Your task: Print each of the entries exactly, leaving nothing out.

(Web page and app entries)
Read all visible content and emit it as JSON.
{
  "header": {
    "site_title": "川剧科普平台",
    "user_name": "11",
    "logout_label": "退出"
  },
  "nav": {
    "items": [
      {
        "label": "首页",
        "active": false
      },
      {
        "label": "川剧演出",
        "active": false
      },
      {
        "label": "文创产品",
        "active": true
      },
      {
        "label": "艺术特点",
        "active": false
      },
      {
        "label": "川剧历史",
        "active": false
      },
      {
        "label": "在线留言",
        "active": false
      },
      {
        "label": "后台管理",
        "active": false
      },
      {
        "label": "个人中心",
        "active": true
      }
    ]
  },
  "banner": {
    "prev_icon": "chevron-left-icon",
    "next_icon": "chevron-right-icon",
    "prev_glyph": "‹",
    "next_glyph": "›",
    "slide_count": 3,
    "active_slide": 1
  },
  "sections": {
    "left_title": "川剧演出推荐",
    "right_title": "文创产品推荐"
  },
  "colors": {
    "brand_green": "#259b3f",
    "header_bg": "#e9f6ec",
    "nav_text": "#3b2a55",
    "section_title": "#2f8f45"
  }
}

Exercise answer:
Read all visible content and emit it as JSON.
{
  "header": {
    "site_title": "川剧科普平台",
    "user_name": "11",
    "logout_label": "退出"
  },
  "nav": {
    "items": [
      {
        "label": "首页",
        "active": false
      },
      {
        "label": "川剧演出",
        "active": false
      },
      {
        "label": "文创产品",
        "active": true
      },
      {
        "label": "艺术特点",
        "active": false
      },
      {
        "label": "川剧历史",
        "active": false
      },
      {
        "label": "在线留言",
        "active": false
      },
      {
        "label": "后台管理",
        "active": false
      },
      {
        "label": "个人中心",
        "active": true
      }
    ]
  },
  "banner": {
    "prev_icon": "chevron-left-icon",
    "next_icon": "chevron-right-icon",
    "prev_glyph": "‹",
    "next_glyph": "›",
    "slide_count": 3,
    "active_slide": 1
  },
  "sections": {
    "left_title": "川剧演出推荐",
    "right_title": "文创产品推荐"
  },
  "colors": {
    "brand_green": "#259b3f",
    "header_bg": "#e9f6ec",
    "nav_text": "#3b2a55",
    "section_title": "#2f8f45"
  }
}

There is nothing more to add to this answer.